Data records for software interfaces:

---------------

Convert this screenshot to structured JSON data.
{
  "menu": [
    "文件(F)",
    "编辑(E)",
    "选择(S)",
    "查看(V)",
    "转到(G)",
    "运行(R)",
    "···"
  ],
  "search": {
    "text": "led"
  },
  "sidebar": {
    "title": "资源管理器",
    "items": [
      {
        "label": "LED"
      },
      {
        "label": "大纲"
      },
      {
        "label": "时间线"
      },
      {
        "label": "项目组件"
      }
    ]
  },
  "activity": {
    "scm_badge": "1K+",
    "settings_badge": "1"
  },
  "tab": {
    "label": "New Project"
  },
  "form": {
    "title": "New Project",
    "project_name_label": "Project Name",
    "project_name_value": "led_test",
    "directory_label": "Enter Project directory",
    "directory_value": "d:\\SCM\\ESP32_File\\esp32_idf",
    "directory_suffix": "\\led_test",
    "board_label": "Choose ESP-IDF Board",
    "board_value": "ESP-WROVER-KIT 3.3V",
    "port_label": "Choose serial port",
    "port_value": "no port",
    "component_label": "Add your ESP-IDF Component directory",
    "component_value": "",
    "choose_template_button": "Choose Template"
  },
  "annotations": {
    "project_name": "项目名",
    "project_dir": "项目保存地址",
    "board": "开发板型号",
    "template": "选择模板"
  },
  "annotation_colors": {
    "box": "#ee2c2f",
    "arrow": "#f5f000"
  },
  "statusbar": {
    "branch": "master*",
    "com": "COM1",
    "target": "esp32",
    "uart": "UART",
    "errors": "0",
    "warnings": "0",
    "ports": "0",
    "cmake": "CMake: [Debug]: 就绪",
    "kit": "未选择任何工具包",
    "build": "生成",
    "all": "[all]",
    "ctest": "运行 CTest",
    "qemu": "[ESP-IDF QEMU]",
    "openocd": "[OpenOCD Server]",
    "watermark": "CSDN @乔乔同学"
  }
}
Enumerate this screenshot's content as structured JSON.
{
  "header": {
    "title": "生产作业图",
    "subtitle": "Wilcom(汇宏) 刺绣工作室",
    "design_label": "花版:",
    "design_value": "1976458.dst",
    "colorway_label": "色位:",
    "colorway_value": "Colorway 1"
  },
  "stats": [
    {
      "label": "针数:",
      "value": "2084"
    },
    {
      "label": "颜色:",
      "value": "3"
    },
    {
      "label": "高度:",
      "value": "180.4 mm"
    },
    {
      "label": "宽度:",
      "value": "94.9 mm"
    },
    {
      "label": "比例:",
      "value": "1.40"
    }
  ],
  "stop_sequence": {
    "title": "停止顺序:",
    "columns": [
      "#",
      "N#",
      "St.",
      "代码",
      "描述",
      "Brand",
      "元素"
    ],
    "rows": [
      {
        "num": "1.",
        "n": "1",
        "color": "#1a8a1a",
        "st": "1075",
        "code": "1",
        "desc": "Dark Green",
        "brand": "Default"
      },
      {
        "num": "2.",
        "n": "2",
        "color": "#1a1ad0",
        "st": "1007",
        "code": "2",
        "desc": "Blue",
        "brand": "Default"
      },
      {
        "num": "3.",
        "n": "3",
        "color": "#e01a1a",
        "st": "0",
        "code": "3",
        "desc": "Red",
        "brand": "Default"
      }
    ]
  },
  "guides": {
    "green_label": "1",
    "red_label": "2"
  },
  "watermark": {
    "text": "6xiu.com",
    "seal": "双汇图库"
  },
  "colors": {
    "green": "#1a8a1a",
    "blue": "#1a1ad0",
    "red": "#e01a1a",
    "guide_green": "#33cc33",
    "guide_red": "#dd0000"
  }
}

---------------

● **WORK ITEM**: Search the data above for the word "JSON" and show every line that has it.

● **ANSWER FOR THIS EXERCISE**:
Convert this screenshot to structured JSON data.
Enumerate this screenshot's content as structured JSON.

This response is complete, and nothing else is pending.